Logo Polydioms

Does Learning a Language Work Out Your Brain?

Language acquisition is a cognitive exercise reshaping the brain, as seen in Dr. Ping Li's research and studies at Georgetown University. Multilingualism enhances gray matter volume, emphasizing cognitive benefits.

brain thumbnail

The process of language acquisition is a fascinating journey that goes beyond just building vocabulary. It intricately involves our brain, challenging the conventional idea of left-hemisphere dominance. Dr. Ping Li from Pennsylvania State University sheds light on the multifaceted nature of mastering a language, emphasizing the engagement of various brain regions and the corpus callosum for seamless information exchange. It turns out, our brain's adaptability is quite remarkable, as indicated by a study showing storage variations of a second language based on the age of acquisition, pointing towards cortical adaptation.


The pursuit of challenging languages, as encouraged by linguists, goes beyond being merely an intellectual endeavor. It's a cognitive exercise that reshapes the brain's structures, enhancing its flexibility for continuous learning. Learning languages induces beneficial changes in the brain, comparable to the effects of physical exercise on muscles. It's not just a smart move; it's like a workout for our brain, altering its structures and making it more adaptable for ongoing learning.

Findings of Dr. Ping Li research

Exploring the nuances of languages leads to structural alterations and functional improvements in the involved brain regions. Studies reveal an increase in both white and gray matter, essential components housing neurons and synapses, in regions crucial for language acquisition. The corpus callosum, in particular, experiences enhanced white matter volume and increased fiber count, facilitating improved connectivity between the brain's hemispheres during the acquisition of a second language.

Multilingual individuals exhibit the ability to effortlessly switch between languages, which is essentially a mental exercise shown to increase gray matter volume in various brain regions. Dr. Ping Li's research highlights the enlargement of the anterior cingulate cortex, underlining its role in monitoring spoken languages and preventing interference.


Further investigations at Georgetown University Medical Center, led by Guinevere Eden, reveal greater gray matter volume in bilingual adults compared to monolinguals. This is particularly evident in frontal and parietal brain regions associated with executive control, indicating notable changes. The dorsolateral prefrontal cortex, crucial for executive functions and problem-solving, also shows adaptation in bilingual individuals. Mia Nacamulli's Ted-Ed talk further emphasizes these cognitive benefits of bilingualism, shedding light on the intricate neurological changes induced by language learning.

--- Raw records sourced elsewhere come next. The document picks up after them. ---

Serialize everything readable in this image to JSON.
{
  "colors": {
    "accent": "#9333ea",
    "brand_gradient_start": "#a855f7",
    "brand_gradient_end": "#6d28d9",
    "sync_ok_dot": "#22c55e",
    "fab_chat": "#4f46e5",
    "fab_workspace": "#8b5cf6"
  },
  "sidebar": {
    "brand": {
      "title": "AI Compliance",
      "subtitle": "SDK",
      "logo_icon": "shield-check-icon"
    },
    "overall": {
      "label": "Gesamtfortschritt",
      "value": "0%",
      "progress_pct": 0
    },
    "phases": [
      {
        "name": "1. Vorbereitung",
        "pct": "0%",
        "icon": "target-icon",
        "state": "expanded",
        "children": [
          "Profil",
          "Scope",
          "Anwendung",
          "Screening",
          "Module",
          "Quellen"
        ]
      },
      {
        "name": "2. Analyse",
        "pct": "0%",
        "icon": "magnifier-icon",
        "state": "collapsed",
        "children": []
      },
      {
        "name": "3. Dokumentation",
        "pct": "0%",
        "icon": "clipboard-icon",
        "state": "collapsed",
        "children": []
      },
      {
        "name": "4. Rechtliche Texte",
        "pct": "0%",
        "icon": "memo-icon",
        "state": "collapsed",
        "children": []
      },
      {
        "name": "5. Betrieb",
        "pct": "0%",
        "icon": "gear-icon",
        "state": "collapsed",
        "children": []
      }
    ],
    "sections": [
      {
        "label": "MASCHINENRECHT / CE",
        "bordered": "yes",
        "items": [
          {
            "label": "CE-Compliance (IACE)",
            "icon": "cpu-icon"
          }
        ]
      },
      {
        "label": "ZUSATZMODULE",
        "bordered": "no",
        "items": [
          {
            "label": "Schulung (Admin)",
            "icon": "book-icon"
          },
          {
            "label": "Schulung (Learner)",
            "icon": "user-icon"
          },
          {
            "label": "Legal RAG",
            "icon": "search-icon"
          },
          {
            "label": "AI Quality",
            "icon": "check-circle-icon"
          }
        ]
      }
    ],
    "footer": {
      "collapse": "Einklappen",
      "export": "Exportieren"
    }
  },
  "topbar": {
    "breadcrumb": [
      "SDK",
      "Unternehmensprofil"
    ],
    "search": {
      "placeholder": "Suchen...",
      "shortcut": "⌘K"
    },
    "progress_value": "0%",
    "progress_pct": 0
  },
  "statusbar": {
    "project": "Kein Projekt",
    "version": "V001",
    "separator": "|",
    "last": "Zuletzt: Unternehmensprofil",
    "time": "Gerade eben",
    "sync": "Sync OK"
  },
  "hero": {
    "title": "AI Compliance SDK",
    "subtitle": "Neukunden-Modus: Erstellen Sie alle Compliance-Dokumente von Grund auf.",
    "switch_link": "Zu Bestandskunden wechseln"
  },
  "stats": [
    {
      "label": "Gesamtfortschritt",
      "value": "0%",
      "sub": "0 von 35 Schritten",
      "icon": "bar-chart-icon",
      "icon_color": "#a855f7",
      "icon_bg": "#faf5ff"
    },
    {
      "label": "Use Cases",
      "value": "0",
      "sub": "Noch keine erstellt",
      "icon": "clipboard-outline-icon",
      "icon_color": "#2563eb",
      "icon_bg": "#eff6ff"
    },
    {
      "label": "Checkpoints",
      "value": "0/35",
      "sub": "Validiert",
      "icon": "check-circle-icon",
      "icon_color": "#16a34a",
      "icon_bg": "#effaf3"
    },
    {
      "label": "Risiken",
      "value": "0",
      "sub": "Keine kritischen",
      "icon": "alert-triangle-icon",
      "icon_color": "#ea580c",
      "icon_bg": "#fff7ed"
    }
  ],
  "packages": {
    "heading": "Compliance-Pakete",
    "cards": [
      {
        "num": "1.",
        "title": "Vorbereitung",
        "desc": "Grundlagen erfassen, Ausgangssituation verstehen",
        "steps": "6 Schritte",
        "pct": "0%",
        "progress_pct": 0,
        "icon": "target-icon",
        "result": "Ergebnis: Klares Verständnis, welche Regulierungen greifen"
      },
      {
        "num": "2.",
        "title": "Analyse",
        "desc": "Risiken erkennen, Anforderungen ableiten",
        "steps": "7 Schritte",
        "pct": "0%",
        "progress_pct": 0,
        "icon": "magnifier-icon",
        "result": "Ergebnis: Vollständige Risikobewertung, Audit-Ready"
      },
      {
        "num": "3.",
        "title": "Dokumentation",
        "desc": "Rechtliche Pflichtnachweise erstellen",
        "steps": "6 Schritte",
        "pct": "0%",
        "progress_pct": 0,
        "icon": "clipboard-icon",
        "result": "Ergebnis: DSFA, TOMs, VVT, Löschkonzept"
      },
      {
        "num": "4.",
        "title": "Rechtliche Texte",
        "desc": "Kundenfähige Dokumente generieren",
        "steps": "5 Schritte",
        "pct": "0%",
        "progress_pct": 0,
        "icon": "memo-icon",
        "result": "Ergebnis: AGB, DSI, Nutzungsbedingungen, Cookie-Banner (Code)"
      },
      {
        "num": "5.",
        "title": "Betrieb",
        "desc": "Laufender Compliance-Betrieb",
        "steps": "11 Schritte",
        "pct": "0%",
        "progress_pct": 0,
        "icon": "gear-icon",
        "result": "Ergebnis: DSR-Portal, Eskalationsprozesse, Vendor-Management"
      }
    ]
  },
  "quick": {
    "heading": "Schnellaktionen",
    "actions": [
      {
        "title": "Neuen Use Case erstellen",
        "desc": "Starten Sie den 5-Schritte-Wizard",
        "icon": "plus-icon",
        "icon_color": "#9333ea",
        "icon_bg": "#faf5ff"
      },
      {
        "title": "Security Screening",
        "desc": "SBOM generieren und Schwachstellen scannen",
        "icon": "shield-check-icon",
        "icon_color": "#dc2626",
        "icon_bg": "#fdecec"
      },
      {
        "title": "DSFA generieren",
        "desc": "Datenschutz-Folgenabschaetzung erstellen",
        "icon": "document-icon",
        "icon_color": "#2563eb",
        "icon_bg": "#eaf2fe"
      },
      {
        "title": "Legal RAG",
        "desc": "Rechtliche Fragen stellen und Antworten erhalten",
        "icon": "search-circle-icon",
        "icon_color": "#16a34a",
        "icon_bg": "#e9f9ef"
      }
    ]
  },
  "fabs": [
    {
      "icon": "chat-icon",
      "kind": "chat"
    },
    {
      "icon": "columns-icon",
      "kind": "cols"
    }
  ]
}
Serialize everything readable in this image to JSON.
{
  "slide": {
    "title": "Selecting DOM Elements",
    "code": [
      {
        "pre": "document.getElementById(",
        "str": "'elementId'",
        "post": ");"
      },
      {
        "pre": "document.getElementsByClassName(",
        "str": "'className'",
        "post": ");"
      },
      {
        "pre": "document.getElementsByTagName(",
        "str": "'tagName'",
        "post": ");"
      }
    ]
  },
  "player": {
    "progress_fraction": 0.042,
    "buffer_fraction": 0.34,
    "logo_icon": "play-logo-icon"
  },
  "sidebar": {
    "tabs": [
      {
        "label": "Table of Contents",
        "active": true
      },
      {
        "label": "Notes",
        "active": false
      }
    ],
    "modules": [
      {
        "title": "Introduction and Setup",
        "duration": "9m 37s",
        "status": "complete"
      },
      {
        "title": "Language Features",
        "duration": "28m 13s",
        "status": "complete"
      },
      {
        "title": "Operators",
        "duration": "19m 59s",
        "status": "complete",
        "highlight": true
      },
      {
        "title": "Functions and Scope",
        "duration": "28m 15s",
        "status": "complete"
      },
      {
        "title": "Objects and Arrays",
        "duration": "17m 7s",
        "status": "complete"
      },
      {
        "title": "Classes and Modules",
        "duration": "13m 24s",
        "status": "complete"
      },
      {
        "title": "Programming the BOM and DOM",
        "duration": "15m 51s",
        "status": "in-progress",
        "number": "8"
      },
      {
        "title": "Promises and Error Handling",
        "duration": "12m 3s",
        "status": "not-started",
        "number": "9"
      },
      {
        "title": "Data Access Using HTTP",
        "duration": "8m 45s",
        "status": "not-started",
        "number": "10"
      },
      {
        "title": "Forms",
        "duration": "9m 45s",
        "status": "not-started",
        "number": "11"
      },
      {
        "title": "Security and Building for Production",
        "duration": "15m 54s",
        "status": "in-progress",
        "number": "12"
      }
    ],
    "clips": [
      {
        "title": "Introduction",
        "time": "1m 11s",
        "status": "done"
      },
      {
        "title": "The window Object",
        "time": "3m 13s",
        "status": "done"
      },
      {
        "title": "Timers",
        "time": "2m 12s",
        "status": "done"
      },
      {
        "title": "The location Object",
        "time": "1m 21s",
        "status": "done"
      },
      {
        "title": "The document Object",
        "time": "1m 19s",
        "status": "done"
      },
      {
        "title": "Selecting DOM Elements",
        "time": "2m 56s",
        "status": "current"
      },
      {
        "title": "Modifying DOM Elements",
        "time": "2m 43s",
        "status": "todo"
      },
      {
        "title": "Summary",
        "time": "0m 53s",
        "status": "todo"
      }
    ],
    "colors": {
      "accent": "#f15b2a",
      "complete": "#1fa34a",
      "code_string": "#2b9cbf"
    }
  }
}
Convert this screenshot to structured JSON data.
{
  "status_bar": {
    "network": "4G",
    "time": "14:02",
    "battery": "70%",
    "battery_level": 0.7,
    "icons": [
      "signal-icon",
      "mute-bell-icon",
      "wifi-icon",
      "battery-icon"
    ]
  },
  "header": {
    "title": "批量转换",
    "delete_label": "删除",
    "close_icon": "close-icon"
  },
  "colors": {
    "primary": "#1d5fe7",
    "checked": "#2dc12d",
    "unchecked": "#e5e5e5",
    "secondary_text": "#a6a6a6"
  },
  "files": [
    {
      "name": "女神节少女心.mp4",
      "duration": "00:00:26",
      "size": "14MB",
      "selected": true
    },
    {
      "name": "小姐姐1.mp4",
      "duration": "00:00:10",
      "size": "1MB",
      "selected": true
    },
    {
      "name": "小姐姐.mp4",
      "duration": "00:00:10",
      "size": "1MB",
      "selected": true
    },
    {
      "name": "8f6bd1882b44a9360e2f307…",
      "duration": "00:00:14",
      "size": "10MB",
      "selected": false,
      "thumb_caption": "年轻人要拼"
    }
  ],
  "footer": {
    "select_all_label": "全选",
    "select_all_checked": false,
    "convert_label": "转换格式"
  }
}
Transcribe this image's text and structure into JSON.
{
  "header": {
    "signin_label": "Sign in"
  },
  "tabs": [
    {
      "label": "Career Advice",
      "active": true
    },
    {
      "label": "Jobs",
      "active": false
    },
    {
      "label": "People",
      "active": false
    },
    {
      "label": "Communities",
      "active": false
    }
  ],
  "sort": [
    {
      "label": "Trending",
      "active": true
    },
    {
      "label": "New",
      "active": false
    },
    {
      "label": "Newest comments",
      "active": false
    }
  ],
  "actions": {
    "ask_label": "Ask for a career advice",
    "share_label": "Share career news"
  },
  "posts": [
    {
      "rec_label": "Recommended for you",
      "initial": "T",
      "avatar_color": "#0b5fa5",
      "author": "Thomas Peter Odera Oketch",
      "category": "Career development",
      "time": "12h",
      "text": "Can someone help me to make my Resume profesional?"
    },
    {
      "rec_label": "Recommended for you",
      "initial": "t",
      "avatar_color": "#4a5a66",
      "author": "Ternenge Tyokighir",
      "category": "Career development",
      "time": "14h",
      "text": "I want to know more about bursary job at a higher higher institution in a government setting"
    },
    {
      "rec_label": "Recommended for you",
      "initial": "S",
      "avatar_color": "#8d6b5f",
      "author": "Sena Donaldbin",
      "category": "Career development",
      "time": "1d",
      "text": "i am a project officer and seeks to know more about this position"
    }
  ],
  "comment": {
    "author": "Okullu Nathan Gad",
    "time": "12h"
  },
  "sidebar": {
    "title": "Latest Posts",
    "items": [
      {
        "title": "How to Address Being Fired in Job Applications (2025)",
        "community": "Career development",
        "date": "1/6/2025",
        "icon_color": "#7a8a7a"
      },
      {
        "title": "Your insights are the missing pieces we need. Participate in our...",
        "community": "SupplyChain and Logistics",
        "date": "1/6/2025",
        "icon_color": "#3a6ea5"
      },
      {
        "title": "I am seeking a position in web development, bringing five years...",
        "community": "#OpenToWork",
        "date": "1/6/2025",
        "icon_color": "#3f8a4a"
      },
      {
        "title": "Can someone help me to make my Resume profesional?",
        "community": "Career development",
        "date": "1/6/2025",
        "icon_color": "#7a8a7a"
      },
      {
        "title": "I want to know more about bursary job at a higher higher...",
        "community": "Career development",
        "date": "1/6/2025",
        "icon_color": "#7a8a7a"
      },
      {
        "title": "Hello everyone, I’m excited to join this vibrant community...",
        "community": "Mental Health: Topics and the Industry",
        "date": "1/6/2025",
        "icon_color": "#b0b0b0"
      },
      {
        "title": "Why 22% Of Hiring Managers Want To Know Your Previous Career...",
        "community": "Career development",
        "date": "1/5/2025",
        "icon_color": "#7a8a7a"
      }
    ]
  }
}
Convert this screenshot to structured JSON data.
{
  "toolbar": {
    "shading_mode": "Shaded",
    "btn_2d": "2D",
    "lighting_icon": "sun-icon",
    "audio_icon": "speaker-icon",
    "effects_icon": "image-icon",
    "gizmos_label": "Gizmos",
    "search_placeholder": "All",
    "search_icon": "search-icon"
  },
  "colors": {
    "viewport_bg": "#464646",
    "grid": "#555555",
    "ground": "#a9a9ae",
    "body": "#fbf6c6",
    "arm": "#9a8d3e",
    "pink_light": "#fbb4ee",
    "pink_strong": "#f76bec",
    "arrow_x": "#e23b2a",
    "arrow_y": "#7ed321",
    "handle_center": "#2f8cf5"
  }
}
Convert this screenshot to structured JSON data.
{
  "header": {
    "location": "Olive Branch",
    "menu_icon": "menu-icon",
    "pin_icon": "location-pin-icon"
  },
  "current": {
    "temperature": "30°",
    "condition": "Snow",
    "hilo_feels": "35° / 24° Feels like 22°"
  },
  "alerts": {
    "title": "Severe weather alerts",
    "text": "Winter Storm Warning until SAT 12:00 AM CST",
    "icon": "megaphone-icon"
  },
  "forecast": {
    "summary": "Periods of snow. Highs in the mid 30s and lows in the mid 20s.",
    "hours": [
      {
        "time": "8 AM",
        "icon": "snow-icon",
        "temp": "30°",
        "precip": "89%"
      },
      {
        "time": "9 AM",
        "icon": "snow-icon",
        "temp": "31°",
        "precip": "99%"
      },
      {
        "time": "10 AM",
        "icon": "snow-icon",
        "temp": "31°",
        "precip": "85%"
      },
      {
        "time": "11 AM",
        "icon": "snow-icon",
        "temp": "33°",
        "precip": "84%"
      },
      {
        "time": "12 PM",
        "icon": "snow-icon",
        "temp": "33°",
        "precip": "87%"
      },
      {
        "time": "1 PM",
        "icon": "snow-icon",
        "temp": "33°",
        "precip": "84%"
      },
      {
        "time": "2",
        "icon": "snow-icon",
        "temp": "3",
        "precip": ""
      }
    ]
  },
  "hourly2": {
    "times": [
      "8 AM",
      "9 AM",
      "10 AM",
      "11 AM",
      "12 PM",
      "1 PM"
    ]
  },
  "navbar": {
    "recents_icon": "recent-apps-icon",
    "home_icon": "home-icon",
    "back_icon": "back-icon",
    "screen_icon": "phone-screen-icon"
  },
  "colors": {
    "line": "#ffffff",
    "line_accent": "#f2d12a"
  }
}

To sum it up, language acquisition is more than just accumulating vocabulary; it represents a profound cognitive exercise that significantly impacts the brain. Insights from Dr. Ping Li and research conducted at Georgetown University converge to underscore the substantial benefits of acquiring new languages. Drawing a parallel between language learning and physical exercise emphasizes the holistic cognitive benefits associated with the pursuit of linguistic proficiency.

About the author


Cheyma Rahmeni

As the founder and CEO of Polydioms, Cheyma Rahmeni stands out as an accomplished linguist with over a decade of experience in language teaching, translation, and consulting within the dynamic field of multilingualism. Proficient in more than 5 languages, Cheyma is driven by an unwavering passion for language learning and a deep understanding of its multiple benefits.
Graduating from the Sorbonne University in Paris with a degree in linguistics, Cheyma seamlessly integrated her academic foundation with practical experience, earning a Masters in International Trade and Marketing. Her holistic approach forms the bedrock of her language education philosophy.
Cheyma has not only left an indelible mark in guiding numerous individuals to fluency in French, English, and Arabic but has also actively contributed to the linguistic development of multicultural children, fostering a profound appreciation for language and cultural understanding.
As the visionary behind Polydioms, Cheyma brings a unique approach to language learning. Her methodology is interactive, well-constructed, and efficient, reflecting her commitment to making language education accessible and enjoyable.
Connect with Cheyma for insightful discussions, questions, or personalized language assistance, as she continues to shape the landscape of language education.